Problem details —
In the lines below, look for "emoji". Copy each line where it appears.

*** Available data ***

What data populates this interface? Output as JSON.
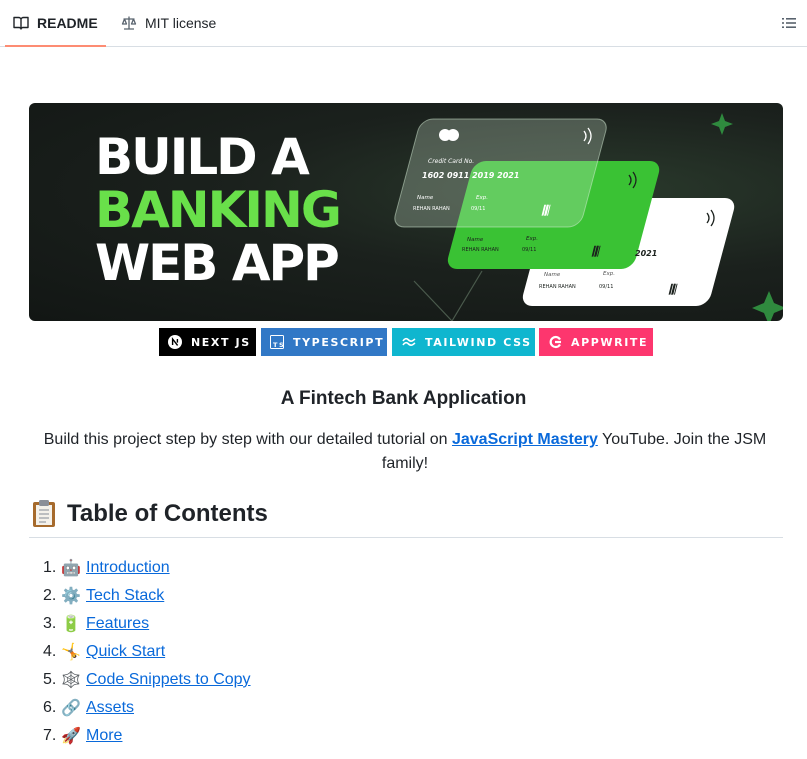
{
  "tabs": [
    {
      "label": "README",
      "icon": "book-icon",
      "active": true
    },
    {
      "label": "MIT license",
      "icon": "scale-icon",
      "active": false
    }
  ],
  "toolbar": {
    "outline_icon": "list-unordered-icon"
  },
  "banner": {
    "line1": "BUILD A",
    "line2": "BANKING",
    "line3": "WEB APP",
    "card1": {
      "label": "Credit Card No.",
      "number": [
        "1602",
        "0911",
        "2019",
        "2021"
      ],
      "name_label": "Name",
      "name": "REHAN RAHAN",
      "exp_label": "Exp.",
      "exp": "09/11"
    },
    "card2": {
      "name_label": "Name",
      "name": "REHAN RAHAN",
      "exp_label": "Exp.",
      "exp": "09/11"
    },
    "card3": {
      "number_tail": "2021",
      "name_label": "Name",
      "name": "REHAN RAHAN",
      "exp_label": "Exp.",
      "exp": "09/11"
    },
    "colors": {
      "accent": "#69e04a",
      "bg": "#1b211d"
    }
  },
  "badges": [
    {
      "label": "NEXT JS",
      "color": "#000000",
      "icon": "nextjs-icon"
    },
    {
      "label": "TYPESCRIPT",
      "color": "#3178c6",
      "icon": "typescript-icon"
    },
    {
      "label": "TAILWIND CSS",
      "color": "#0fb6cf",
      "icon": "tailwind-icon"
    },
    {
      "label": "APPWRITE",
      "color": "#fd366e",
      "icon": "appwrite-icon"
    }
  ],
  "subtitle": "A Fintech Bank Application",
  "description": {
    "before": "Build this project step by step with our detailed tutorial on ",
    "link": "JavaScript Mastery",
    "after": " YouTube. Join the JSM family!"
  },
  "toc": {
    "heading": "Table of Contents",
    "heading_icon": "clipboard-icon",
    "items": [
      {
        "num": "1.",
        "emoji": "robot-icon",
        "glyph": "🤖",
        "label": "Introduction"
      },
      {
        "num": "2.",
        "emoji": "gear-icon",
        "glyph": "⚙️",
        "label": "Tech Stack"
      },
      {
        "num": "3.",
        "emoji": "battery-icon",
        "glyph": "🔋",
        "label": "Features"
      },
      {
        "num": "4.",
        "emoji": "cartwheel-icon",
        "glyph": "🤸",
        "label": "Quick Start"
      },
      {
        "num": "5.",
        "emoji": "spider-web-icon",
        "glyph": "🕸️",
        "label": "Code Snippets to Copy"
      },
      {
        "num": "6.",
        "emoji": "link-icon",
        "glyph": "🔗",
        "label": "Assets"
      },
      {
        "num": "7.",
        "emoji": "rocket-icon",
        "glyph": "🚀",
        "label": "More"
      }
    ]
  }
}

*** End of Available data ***
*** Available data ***

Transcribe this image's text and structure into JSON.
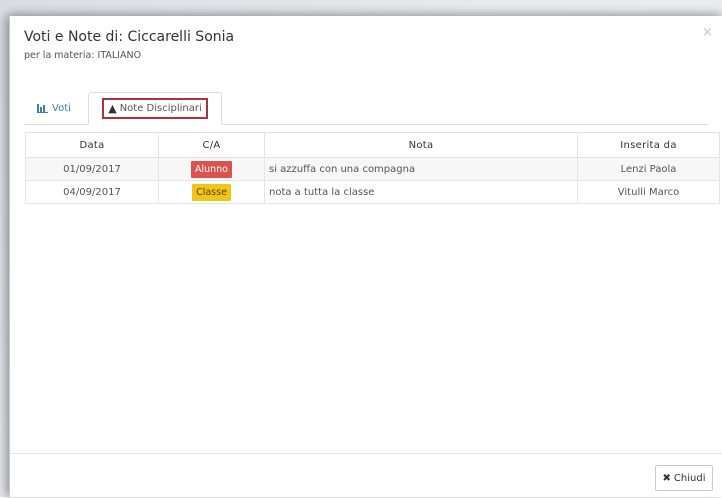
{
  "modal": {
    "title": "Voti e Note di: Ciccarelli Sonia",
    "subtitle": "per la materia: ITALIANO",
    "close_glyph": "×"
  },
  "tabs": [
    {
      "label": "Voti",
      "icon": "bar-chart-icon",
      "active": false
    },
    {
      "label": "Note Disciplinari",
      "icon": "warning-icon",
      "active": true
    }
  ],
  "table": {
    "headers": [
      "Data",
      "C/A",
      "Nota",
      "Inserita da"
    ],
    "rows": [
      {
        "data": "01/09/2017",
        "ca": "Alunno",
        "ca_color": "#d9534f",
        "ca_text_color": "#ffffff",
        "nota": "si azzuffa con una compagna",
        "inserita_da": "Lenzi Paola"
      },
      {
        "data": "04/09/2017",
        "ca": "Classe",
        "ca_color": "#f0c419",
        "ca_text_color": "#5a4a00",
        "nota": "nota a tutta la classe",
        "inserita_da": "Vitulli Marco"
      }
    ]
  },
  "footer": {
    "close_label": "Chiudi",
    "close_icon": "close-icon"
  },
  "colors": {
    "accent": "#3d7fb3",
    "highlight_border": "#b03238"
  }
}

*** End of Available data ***
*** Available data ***

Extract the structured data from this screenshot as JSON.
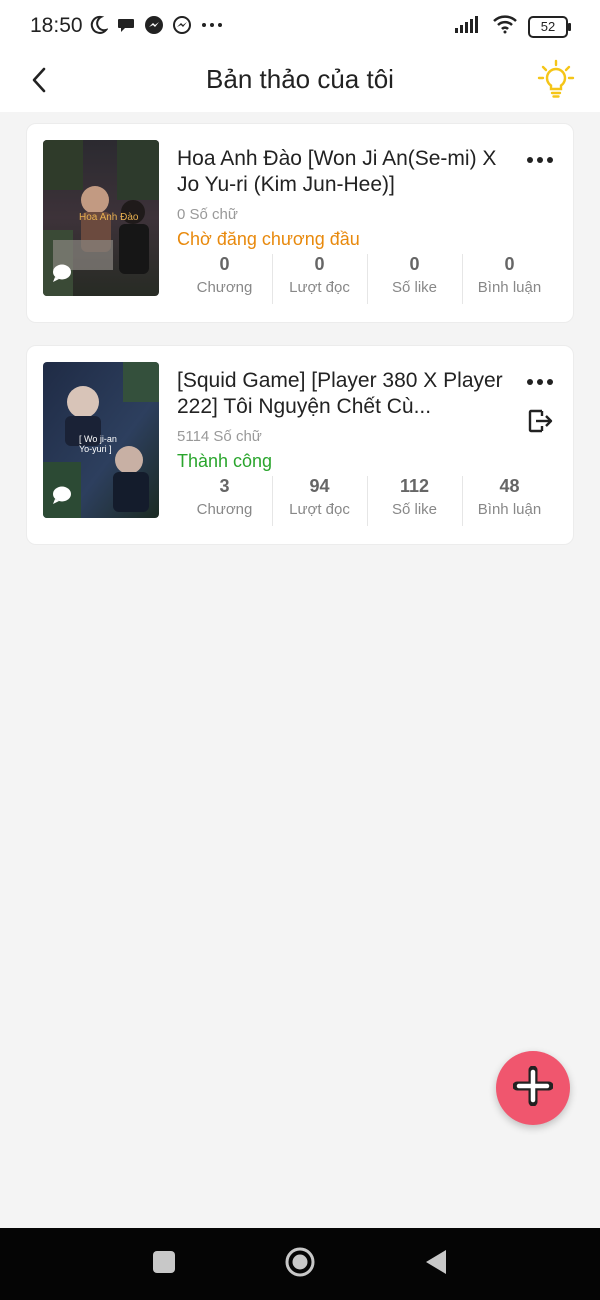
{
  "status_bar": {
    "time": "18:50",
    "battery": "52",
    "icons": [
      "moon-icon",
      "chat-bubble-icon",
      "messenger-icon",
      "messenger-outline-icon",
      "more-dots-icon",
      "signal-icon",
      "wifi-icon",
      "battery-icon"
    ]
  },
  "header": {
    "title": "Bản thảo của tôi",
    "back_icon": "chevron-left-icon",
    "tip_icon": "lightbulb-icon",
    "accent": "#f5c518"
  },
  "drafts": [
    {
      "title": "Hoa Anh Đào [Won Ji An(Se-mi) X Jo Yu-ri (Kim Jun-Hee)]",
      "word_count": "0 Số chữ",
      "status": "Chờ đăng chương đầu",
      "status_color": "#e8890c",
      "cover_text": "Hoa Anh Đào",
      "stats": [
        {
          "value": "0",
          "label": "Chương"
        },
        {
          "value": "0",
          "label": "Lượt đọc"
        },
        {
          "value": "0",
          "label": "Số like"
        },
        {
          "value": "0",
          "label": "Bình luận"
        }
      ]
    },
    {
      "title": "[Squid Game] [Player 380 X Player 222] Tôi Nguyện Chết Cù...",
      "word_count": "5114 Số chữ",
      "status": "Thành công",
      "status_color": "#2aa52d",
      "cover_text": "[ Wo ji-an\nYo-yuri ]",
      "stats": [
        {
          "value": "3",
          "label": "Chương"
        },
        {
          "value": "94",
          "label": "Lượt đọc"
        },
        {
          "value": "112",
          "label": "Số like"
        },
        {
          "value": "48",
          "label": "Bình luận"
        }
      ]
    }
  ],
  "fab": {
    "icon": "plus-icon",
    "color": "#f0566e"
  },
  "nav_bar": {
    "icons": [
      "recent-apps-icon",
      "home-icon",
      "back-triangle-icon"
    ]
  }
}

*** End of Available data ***

Solution to the exercise —
        "emoji": "robot-icon",
        "emoji": "gear-icon",
        "emoji": "battery-icon",
        "emoji": "cartwheel-icon",
        "emoji": "spider-web-icon",
        "emoji": "link-icon",
        "emoji": "rocket-icon",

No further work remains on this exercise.